She - 'Intelligent design' *has* of course been comprehensively debunked, first by Hume and most recently and eloquently by Dawkins. Anyone with a grasp of probability and natural selection applies Ockham's Razor and says, there is a far simpler and more plausible explanation for this phenomenon than to postulate the existence of a god. Natural selection explains the phenomenon that you perceive as design without postulating the existence of imagined beings to explain it - that is its beauty. You might as well postulate the existence of a Flying Spaghetti Monster if you refuse to accept that the simplest explanation is the one most likely to be true.

Me - No. ID and Natural Selection don't conflict at all as ideas. Natural Selection explains a tiny subset of the organized universe. Occam's Razor cuts both ways. If I find an apparent artefact, the simplest explanation is that somebody made it.

She - G. K. Chesterton puts it best: "One elephant having a trunk was odd; but all elephants having trunks looked like a plot." Complexity does not imply design. Even if it did (which it doesn't), it would not imply the existence of a Christian god, any god, or any being whose existence is continuing. I can feel you itching to come out of the Christian closet...

Me - I'm not in any closet, WYSIWYG. What I do see is that free thought and free expression is far more threatened by the modern secularists than by Christians. Dawkins by the way is ultimately agnostic about ID, like me.

Apple should run this ad

Mick Stockinger of Uncorrelated posts on Microsoft's $300m ad campaign with Jerry Seinfeld:

It's probably hilarious to a 'Seinfeld' afficionado, and I can tell there's something there, but it's over my head. You have to feel sorry for Bill Gates. It shows a disfunctional business bringing out an ad about, well, nothing, to go with an operating system about, well, nothing.

September 05, 2008

One day later

One day later, after McCain's fatherly speech, Sarah Palin seems even more significant. She is the future. I suppose that's what others see in Obama. Thatcherites like me are projecting their hopes onto her as liberals project onto Obama. Suddenly, if McCain loses, Palin is front-runner for 2012 nominee. In a way we want to hurry up and get there, skipping over the honourable old man, but the chemistry between McCain and Palin may be special enough that this VP has real power. She'd be an operator with a mandate and a hinterland. This piece by the admirable Barbara Amiel, who is going through her own Purgatory as is Thatcher, makes interesting play with the Thatcher/Palin idea. It reminds me of François Mitterand's aperçu about Thatcher: she has the eyes of Caligula and the lips of Marilyn Monroe.

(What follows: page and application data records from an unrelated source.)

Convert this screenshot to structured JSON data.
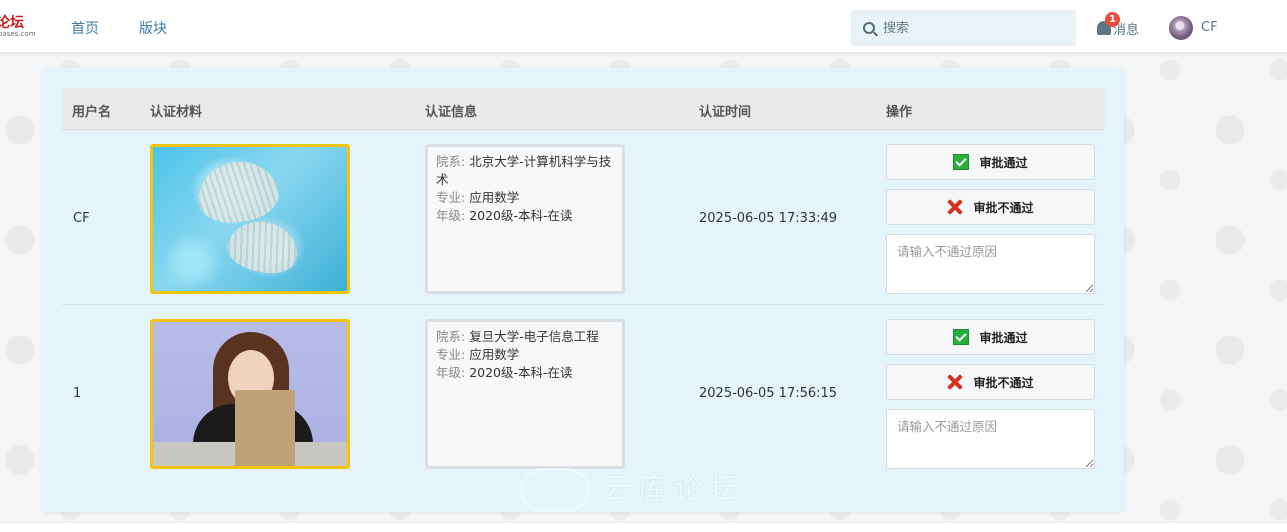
{
  "header": {
    "logo_text": "论坛",
    "logo_sub": "bases.com",
    "nav": [
      {
        "label": "首页"
      },
      {
        "label": "版块"
      }
    ],
    "search": {
      "placeholder": "搜索"
    },
    "messages": {
      "label": "消息",
      "badge": "1"
    },
    "user": {
      "name": "CF"
    }
  },
  "table": {
    "columns": [
      "用户名",
      "认证材料",
      "认证信息",
      "认证时间",
      "操作"
    ],
    "rows": [
      {
        "username": "CF",
        "photo": "seashells-image",
        "info": {
          "dept_key": "院系:",
          "dept_val": "北京大学-计算机科学与技术",
          "major_key": "专业:",
          "major_val": "应用数学",
          "grade_key": "年级:",
          "grade_val": "2020级-本科-在读"
        },
        "time": "2025-06-05 17:33:49",
        "approve_label": "审批通过",
        "reject_label": "审批不通过",
        "reason_placeholder": "请输入不通过原因"
      },
      {
        "username": "1",
        "photo": "person-holding-book-image",
        "info": {
          "dept_key": "院系:",
          "dept_val": "复旦大学-电子信息工程",
          "major_key": "专业:",
          "major_val": "应用数学",
          "grade_key": "年级:",
          "grade_val": "2020级-本科-在读"
        },
        "time": "2025-06-05 17:56:15",
        "approve_label": "审批通过",
        "reject_label": "审批不通过",
        "reason_placeholder": "请输入不通过原因"
      }
    ]
  },
  "watermark": {
    "text": "云库论坛"
  },
  "colors": {
    "accent": "#3a7ca5",
    "photo_border": "#f1c40f",
    "approve": "#27ae3c",
    "reject": "#d6331f",
    "card_bg": "#e5f4fb"
  }
}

McCain's speech

I gave up after 24 minutes. He's not wrong, just boring, which may be effective in the context. My mind kept drifting to McCain's betrayals of conservatism like the Gang of 14 and shamnesty and Global Warming and offshore drilling (against, now for) and ANWR (still against) and populist slurs on speculation and Big Oil. I trust his sincerity, but not his understanding of the abstractions which underpin good, stickable, co-ordinated policy. That appreciation took Thatcher through fire. Let's face it, President McCain will need perpetually to be corraled by conservatives, but I don't know what leverage they'll have. Maybe McCain's finally internalised that the msm is a pit of snakes rather than a political base, so that he'll get his kicks from sticking it up them instead of sticking it up conservatives.

September 04, 2008

A star is born

Piper Palin has my heart. She's almost as scrumptious as my youngest. Seeing her lick her hand to wet down Trig's hair made me want to lean into the screen and kiss her.

This whole process is like watching a body that seemed beaten start to fight off a wasting disease. A lot more is being played out here than a Presidential election in America.

Snobs' corner

I've let myself be drawn into battle with British liberals here in a thread about the US election.

Over lawyered

VDH points out that:
every Democratic presidential nominee for president and vice president in the last seven elections — except Gore, who dropped out of law school to run for Congress — has been a lawyer.
Can't resist it: You have a rifle, 2 bullets and face a lawyer and a charging tiger. What do you do? You shoot the lawyer twice to make sure he's dead.